Have you ever pondered the dangers of reading the Bible? Perhaps booksellers should provide consumer warning labels that read: "Be careful, reading this book may change you and your worldview forever." If Christians are correct, we encounter God's infinite power every time we read scripture:
"All scripture is inspired by God and is useful for teaching, for reproof, for correction, and for training in righteousness" (2 Timothy 3:16 NRSV).
Should we be surprised, then, that as we ask difficult questions, God's spirit gives us new ideas and new direction? And should it astonish us that Christians often arrive at different conclusions on matters considered "orthodox" by previous generations? There are many examples of this, but here are a few.
The Copernicus Reform: For centuries, Christians believed that all heavenly bodies revolved around the earth. We now know that earth and its planets revolve around the sun. Under the Copernicus reform, the church was forced to retract senseless dogma regarding the orbit of the planets and recognize that the essentials of Christian faith are not compromised by scientific inquiry. Through this challenge, the church was freed to pursue scientific inquiry as God-given and integral to God's purposes for humanity. Scientific discovery not only advances the well-being of human existence, but also assures us that all truth is God's truth.
The Protestant Reform: As a system of indulgences sold by the church had overshadowed the doctrine of the atonement, theologians throughout Britain and Europe (especially Martin Luther in Germany) demanded that the church embrace Christ's completed work on Calvary as the only path to salvation and as integral to biblical revelation and Christian faith.
The Abolition Reform: The abolitionists considered anew the scriptural challenge to ascriptivism -- the notion that one's value and sphere of influence was determined by one's ethnicity or class. Discerning the difference between the moral teachings of the Bible and biblical culture, the abolitionists exposed prejudice, self-interest, and a shallow reading of scripture that circumvented the biblical ethic to love one's neighbor as one's self. They embraced a whole-Bible approach to interpreting scripture, insisting that the Bible should be read for its primary emphasis and not its attendant features, as Willard Swartley suggests in Slavery, Sabbath, War and Women.
The Gender Reform: Like the abolitionists, the first-wave feminists (or egalitarians) in the late 1800s argued that the whole of scripture, from Genesis to Revelation, expands rather than limits opportunities for women's service. Christians such as Frances Willard, A.J. Gordon, Fredrick Franson, Katharine Bushnell, Catherine Booth, Sojourner Truth, and others presented a cohesive and comprehensive biblical case that challenged the long-standing view that women are inferior to men and should therefore submit to male authority in church, home, and society. Like the abolitionists, egalitarians developed a whole-Bible approach to interpreting scripture that freed the church from theological and moral error regarding the treatment of women and the stewardship of their God-given gifts. It was their biblical research that guided their activism.

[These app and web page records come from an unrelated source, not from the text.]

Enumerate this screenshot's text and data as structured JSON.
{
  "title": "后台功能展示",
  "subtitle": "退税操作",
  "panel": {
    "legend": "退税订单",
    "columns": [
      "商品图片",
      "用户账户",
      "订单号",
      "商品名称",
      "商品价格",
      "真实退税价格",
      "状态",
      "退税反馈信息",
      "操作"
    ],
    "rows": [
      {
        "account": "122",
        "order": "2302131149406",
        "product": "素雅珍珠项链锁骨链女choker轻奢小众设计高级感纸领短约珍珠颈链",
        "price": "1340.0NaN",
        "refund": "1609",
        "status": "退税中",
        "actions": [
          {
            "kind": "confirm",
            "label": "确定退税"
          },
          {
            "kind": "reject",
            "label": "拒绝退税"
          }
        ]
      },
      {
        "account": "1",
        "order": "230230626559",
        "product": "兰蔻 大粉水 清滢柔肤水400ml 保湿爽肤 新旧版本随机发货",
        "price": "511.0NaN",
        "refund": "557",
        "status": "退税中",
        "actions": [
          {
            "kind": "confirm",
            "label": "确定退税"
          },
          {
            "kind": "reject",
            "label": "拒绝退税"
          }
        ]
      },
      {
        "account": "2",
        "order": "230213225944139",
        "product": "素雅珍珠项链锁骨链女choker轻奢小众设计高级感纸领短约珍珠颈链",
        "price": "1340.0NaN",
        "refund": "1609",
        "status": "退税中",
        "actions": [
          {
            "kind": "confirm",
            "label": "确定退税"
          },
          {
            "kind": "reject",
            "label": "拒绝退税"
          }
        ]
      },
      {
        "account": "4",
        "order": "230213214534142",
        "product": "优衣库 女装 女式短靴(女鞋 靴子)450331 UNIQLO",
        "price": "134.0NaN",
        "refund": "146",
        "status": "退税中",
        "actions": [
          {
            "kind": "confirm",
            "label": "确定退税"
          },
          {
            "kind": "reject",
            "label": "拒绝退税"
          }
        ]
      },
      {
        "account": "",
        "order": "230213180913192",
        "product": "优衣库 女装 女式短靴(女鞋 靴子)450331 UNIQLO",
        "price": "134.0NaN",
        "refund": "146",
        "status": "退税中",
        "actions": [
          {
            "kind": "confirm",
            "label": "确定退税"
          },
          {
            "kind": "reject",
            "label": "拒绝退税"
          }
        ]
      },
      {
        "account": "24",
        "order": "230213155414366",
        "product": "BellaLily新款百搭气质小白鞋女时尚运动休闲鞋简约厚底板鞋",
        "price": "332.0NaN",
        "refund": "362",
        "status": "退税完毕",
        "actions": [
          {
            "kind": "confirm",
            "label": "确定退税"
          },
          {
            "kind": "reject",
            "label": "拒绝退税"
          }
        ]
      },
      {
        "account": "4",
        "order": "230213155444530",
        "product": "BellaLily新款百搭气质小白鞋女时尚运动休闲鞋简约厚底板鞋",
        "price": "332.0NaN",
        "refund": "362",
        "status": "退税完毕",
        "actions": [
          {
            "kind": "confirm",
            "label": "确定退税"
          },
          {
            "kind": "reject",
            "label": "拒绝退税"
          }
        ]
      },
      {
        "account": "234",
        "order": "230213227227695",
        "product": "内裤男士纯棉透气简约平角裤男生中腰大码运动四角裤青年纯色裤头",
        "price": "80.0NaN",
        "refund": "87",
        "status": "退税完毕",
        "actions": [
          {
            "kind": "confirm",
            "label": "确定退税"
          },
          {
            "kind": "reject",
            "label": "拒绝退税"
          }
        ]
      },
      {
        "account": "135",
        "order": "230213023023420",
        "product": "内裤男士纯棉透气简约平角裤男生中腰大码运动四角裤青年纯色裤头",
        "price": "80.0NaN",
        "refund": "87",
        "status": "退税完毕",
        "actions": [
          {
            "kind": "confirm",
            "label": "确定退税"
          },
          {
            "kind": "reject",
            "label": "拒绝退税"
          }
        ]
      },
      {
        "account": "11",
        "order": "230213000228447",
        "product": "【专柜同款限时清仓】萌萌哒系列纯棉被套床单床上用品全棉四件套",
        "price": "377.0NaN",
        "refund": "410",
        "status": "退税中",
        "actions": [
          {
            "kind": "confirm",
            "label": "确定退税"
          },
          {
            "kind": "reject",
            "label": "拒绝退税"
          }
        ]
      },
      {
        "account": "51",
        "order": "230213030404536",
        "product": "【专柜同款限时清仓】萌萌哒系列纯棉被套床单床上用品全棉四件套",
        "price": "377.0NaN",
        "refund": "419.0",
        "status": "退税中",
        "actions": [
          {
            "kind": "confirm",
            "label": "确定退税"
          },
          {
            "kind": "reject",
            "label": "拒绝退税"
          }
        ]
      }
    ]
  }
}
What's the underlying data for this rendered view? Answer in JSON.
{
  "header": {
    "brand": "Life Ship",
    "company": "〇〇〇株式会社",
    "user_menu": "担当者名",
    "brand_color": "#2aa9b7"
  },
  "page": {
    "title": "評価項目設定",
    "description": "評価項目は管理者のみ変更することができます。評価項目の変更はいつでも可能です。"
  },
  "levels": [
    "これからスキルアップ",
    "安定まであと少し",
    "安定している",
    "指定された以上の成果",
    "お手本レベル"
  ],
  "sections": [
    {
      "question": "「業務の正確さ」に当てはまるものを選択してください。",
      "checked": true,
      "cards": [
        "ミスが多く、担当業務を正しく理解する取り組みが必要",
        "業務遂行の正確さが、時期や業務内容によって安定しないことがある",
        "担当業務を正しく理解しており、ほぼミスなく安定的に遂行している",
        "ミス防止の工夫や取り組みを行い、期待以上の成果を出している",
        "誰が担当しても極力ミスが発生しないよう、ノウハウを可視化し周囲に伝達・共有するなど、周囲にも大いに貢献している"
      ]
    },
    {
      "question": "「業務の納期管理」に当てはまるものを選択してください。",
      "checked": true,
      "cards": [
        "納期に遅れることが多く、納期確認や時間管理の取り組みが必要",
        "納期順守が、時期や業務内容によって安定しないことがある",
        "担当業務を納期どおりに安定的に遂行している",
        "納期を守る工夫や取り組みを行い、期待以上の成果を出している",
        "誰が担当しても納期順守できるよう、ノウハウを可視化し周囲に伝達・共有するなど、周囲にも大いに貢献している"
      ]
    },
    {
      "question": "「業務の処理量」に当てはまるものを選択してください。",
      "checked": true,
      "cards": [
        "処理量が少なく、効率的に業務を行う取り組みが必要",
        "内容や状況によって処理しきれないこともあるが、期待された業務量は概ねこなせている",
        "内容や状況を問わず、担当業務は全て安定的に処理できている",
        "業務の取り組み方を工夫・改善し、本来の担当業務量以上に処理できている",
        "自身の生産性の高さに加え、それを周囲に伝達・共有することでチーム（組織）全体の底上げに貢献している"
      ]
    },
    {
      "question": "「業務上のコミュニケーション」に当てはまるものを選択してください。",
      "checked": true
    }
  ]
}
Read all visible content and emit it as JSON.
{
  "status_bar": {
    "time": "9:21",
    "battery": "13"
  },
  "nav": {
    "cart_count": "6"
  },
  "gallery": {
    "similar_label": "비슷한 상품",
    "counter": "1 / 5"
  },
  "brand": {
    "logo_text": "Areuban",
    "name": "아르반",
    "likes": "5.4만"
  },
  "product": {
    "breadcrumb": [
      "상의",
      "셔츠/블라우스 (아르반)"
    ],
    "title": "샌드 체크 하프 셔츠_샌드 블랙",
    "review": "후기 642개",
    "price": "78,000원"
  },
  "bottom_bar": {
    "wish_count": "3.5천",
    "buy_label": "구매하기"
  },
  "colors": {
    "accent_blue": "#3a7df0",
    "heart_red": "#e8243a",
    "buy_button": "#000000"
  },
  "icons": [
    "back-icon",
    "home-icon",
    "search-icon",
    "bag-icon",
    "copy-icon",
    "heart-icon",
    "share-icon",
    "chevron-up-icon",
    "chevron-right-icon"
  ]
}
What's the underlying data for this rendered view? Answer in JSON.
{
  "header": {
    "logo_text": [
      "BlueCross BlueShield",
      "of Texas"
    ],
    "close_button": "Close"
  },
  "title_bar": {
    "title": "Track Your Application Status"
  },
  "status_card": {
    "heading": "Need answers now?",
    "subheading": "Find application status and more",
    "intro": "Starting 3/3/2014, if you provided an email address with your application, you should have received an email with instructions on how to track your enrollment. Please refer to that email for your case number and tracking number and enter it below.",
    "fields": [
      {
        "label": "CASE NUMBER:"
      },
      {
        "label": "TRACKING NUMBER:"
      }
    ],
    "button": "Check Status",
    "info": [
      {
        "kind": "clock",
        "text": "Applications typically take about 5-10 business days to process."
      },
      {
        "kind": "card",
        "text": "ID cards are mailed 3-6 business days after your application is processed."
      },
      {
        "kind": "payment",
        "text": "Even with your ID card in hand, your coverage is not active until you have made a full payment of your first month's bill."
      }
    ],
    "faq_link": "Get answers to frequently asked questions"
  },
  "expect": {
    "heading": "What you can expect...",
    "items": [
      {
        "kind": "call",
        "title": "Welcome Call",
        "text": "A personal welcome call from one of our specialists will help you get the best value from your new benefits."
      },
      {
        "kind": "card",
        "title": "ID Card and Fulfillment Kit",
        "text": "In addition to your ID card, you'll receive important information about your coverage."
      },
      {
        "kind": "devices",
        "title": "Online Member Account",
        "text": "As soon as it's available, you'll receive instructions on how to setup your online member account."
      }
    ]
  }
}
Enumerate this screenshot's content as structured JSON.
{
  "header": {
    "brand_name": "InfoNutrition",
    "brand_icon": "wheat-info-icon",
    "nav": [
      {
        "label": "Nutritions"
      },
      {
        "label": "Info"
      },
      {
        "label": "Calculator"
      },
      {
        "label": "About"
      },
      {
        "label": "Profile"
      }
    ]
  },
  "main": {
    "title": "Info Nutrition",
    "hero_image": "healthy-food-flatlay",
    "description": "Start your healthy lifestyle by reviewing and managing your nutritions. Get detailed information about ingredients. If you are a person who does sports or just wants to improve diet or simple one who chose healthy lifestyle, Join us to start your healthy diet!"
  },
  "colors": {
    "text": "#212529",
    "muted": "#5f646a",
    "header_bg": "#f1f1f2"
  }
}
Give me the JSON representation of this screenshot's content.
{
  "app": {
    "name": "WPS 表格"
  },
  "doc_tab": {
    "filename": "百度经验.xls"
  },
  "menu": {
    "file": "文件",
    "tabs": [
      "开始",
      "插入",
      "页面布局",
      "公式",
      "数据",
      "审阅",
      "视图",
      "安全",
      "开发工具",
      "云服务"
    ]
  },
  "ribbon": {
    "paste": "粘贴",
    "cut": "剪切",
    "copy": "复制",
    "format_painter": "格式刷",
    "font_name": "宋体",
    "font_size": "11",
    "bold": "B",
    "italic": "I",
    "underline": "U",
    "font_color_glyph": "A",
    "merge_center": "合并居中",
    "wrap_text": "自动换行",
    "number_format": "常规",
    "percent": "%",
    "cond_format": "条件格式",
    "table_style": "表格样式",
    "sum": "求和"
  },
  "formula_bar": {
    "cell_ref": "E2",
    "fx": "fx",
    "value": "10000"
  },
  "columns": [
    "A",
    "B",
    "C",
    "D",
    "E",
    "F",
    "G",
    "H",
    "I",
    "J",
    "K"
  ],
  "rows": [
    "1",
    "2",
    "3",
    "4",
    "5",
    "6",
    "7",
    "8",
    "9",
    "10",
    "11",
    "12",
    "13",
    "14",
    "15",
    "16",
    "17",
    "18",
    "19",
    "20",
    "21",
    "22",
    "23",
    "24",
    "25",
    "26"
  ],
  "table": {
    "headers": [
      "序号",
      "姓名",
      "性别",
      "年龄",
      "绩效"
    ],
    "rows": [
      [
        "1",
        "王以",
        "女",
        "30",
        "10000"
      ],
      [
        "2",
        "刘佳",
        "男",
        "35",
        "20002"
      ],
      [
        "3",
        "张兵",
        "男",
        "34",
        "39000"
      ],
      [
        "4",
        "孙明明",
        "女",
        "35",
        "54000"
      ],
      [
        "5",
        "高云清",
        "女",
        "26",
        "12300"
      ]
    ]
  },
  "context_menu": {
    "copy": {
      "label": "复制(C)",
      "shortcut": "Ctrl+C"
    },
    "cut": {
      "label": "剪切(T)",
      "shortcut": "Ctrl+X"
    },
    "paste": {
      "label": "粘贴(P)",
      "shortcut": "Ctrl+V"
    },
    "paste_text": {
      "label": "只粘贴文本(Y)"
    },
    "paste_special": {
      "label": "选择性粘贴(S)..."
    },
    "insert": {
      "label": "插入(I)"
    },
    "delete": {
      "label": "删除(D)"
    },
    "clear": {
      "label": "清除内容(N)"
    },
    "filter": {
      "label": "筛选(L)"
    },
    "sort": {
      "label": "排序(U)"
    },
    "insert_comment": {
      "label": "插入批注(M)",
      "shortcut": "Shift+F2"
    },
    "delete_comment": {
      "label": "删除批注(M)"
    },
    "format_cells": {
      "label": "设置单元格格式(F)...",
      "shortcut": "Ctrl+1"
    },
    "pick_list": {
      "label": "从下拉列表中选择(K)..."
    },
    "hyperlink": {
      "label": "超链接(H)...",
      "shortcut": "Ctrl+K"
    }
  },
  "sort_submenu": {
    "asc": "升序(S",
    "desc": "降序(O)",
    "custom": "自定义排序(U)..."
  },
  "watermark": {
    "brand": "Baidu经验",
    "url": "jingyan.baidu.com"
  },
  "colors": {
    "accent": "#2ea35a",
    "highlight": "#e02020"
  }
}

These few examples help us see that throughout its earthly pilgrimage, the church continues to undergo renewal and reform through a vigorous engagement with God by way of scripture. In doing so, the Holy Spirit cleans house in each age, allowing the church to confront its indifference, ignorance, and moral failings. As God prompts the church to examine the biblical texts anew, the Spirit works within scripture, (as Gordon D. Fee points out) leading us, sometimes kicking and screaming, to a better understanding of God's purpose for the church. It is important to observe that this process often leads us to truth that has gone unobserved by the church, as with the case of slavery and also the leadership of women.
Though critics claim that egalitarians do not engage scripture in developing their egalitarian ideas, nothing could be further from the truth, as is shown in our book Global Voices of Biblical Equality. If CBE is about anything, it is about reading and interpreting scripture consistently. We locate our egalitarian ideals in scripture, because we believe the Spirit leads us in the text. Our authors and staff have spilled an ocean of ink to show how scripture teaches that God gifts individuals without regard to gender, ethnicity, or class.
Mimi Haddad is president of Christians for Biblical Equality.
Read more about the rich history of female leadership in the New Testament and in evangelical Christianity in Mimi Haddad's article, Empowered by God, in July's issue of Sojourners.